Exercise objective:
Extract every line of the material below and reproduce it faithfully.

Information provided:
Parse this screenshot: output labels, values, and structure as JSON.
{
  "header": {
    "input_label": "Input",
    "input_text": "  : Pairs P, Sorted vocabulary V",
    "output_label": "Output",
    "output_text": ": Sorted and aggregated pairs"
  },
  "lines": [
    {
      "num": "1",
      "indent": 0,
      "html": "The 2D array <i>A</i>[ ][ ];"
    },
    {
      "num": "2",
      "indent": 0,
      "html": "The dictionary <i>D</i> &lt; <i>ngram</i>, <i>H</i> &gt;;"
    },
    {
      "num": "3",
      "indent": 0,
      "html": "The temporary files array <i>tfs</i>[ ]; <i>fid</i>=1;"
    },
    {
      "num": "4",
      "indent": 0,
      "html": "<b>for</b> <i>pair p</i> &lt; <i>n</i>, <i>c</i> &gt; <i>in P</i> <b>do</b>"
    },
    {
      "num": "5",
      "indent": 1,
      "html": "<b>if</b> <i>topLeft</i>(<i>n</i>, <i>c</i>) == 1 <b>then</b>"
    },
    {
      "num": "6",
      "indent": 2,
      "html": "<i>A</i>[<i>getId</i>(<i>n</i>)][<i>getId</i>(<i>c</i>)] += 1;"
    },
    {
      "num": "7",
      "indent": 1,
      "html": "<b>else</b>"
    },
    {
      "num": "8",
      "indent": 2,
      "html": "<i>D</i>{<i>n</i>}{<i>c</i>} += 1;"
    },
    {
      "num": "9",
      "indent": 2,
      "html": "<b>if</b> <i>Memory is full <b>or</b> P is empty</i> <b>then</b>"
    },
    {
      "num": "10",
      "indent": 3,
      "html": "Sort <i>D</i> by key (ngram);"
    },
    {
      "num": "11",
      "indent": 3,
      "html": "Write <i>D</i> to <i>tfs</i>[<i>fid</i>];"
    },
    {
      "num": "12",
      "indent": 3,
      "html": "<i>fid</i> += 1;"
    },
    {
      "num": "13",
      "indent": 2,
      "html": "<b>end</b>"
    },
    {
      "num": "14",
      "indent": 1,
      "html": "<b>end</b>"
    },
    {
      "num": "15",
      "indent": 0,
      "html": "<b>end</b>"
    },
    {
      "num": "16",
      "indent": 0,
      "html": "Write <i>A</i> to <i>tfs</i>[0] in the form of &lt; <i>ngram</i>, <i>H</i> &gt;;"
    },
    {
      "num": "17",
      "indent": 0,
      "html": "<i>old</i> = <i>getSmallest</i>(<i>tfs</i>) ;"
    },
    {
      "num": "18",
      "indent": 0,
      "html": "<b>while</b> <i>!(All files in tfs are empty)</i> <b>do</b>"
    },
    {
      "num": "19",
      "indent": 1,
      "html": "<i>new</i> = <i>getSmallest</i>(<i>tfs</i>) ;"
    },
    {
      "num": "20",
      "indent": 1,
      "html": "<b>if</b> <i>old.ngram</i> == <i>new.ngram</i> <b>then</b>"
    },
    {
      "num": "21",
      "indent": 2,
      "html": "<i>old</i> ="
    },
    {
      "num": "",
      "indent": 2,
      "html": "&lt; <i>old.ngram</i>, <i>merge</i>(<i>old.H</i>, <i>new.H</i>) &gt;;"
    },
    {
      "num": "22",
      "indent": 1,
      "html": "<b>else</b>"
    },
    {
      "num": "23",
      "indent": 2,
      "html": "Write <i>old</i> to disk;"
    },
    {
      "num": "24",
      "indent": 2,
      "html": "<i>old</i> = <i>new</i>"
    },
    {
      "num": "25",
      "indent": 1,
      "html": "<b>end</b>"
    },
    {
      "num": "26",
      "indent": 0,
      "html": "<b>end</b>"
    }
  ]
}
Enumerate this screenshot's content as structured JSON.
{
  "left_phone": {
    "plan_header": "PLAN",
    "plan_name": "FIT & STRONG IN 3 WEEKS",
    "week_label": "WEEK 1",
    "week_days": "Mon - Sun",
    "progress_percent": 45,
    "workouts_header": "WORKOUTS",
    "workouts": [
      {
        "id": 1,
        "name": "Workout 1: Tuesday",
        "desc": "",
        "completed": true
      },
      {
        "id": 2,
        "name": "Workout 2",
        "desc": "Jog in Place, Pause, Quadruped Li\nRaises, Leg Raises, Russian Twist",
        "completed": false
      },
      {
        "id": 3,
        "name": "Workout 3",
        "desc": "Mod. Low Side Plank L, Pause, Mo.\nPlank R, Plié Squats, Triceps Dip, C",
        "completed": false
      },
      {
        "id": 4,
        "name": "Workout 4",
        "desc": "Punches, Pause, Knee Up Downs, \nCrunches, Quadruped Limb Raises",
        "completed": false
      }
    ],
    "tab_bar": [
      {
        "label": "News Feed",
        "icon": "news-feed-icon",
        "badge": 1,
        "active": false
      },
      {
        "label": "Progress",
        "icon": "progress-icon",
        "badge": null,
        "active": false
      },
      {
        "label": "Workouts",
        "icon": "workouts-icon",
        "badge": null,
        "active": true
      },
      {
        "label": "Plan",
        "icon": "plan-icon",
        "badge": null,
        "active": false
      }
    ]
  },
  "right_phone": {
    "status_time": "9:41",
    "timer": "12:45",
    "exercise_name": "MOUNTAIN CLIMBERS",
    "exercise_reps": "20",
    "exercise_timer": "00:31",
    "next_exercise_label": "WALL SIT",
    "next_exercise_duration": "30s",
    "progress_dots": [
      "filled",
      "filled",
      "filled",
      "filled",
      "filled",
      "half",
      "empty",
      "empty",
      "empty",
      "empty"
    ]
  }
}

Task response:
Parse this screenshot: output labels, values, and structure as JSON.
{
  "header": {
    "input_label": "Input",
    "input_text": "  : Pairs P, Sorted vocabulary V",
    "output_label": "Output",
    "output_text": ": Sorted and aggregated pairs"
  },
  "lines": [
    {
      "num": "1",
      "indent": 0,
      "html": "The 2D array <i>A</i>[ ][ ];"
    },
    {
      "num": "2",
      "indent": 0,
      "html": "The dictionary <i>D</i> &lt; <i>ngram</i>, <i>H</i> &gt;;"
    },
    {
      "num": "3",
      "indent": 0,
      "html": "The temporary files array <i>tfs</i>[ ]; <i>fid</i>=1;"
    },
    {
      "num": "4",
      "indent": 0,
      "html": "<b>for</b> <i>pair p</i> &lt; <i>n</i>, <i>c</i> &gt; <i>in P</i> <b>do</b>"
    },
    {
      "num": "5",
      "indent": 1,
      "html": "<b>if</b> <i>topLeft</i>(<i>n</i>, <i>c</i>) == 1 <b>then</b>"
    },
    {
      "num": "6",
      "indent": 2,
      "html": "<i>A</i>[<i>getId</i>(<i>n</i>)][<i>getId</i>(<i>c</i>)] += 1;"
    },
    {
      "num": "7",
      "indent": 1,
      "html": "<b>else</b>"
    },
    {
      "num": "8",
      "indent": 2,
      "html": "<i>D</i>{<i>n</i>}{<i>c</i>} += 1;"
    },
    {
      "num": "9",
      "indent": 2,
      "html": "<b>if</b> <i>Memory is full <b>or</b> P is empty</i> <b>then</b>"
    },
    {
      "num": "10",
      "indent": 3,
      "html": "Sort <i>D</i> by key (ngram);"
    },
    {
      "num": "11",
      "indent": 3,
      "html": "Write <i>D</i> to <i>tfs</i>[<i>fid</i>];"
    },
    {
      "num": "12",
      "indent": 3,
      "html": "<i>fid</i> += 1;"
    },
    {
      "num": "13",
      "indent": 2,
      "html": "<b>end</b>"
    },
    {
      "num": "14",
      "indent": 1,
      "html": "<b>end</b>"
    },
    {
      "num": "15",
      "indent": 0,
      "html": "<b>end</b>"
    },
    {
      "num": "16",
      "indent": 0,
      "html": "Write <i>A</i> to <i>tfs</i>[0] in the form of &lt; <i>ngram</i>, <i>H</i> &gt;;"
    },
    {
      "num": "17",
      "indent": 0,
      "html": "<i>old</i> = <i>getSmallest</i>(<i>tfs</i>) ;"
    },
    {
      "num": "18",
      "indent": 0,
      "html": "<b>while</b> <i>!(All files in tfs are empty)</i> <b>do</b>"
    },
    {
      "num": "19",
      "indent": 1,
      "html": "<i>new</i> = <i>getSmallest</i>(<i>tfs</i>) ;"
    },
    {
      "num": "20",
      "indent": 1,
      "html": "<b>if</b> <i>old.ngram</i> == <i>new.ngram</i> <b>then</b>"
    },
    {
      "num": "21",
      "indent": 2,
      "html": "<i>old</i> ="
    },
    {
      "num": "",
      "indent": 2,
      "html": "&lt; <i>old.ngram</i>, <i>merge</i>(<i>old.H</i>, <i>new.H</i>) &gt;;"
    },
    {
      "num": "22",
      "indent": 1,
      "html": "<b>else</b>"
    },
    {
      "num": "23",
      "indent": 2,
      "html": "Write <i>old</i> to disk;"
    },
    {
      "num": "24",
      "indent": 2,
      "html": "<i>old</i> = <i>new</i>"
    },
    {
      "num": "25",
      "indent": 1,
      "html": "<b>end</b>"
    },
    {
      "num": "26",
      "indent": 0,
      "html": "<b>end</b>"
    }
  ]
}
Enumerate this screenshot's content as structured JSON.
{
  "left_phone": {
    "plan_header": "PLAN",
    "plan_name": "FIT & STRONG IN 3 WEEKS",
    "week_label": "WEEK 1",
    "week_days": "Mon - Sun",
    "progress_percent": 45,
    "workouts_header": "WORKOUTS",
    "workouts": [
      {
        "id": 1,
        "name": "Workout 1: Tuesday",
        "desc": "",
        "completed": true
      },
      {
        "id": 2,
        "name": "Workout 2",
        "desc": "Jog in Place, Pause, Quadruped Li\nRaises, Leg Raises, Russian Twist",
        "completed": false
      },
      {
        "id": 3,
        "name": "Workout 3",
        "desc": "Mod. Low Side Plank L, Pause, Mo.\nPlank R, Plié Squats, Triceps Dip, C",
        "completed": false
      },
      {
        "id": 4,
        "name": "Workout 4",
        "desc": "Punches, Pause, Knee Up Downs, \nCrunches, Quadruped Limb Raises",
        "completed": false
      }
    ],
    "tab_bar": [
      {
        "label": "News Feed",
        "icon": "news-feed-icon",
        "badge": 1,
        "active": false
      },
      {
        "label": "Progress",
        "icon": "progress-icon",
        "badge": null,
        "active": false
      },
      {
        "label": "Workouts",
        "icon": "workouts-icon",
        "badge": null,
        "active": true
      },
      {
        "label": "Plan",
        "icon": "plan-icon",
        "badge": null,
        "active": false
      }
    ]
  },
  "right_phone": {
    "status_time": "9:41",
    "timer": "12:45",
    "exercise_name": "MOUNTAIN CLIMBERS",
    "exercise_reps": "20",
    "exercise_timer": "00:31",
    "next_exercise_label": "WALL SIT",
    "next_exercise_duration": "30s",
    "progress_dots": [
      "filled",
      "filled",
      "filled",
      "filled",
      "filled",
      "half",
      "empty",
      "empty",
      "empty",
      "empty"
    ]
  }
}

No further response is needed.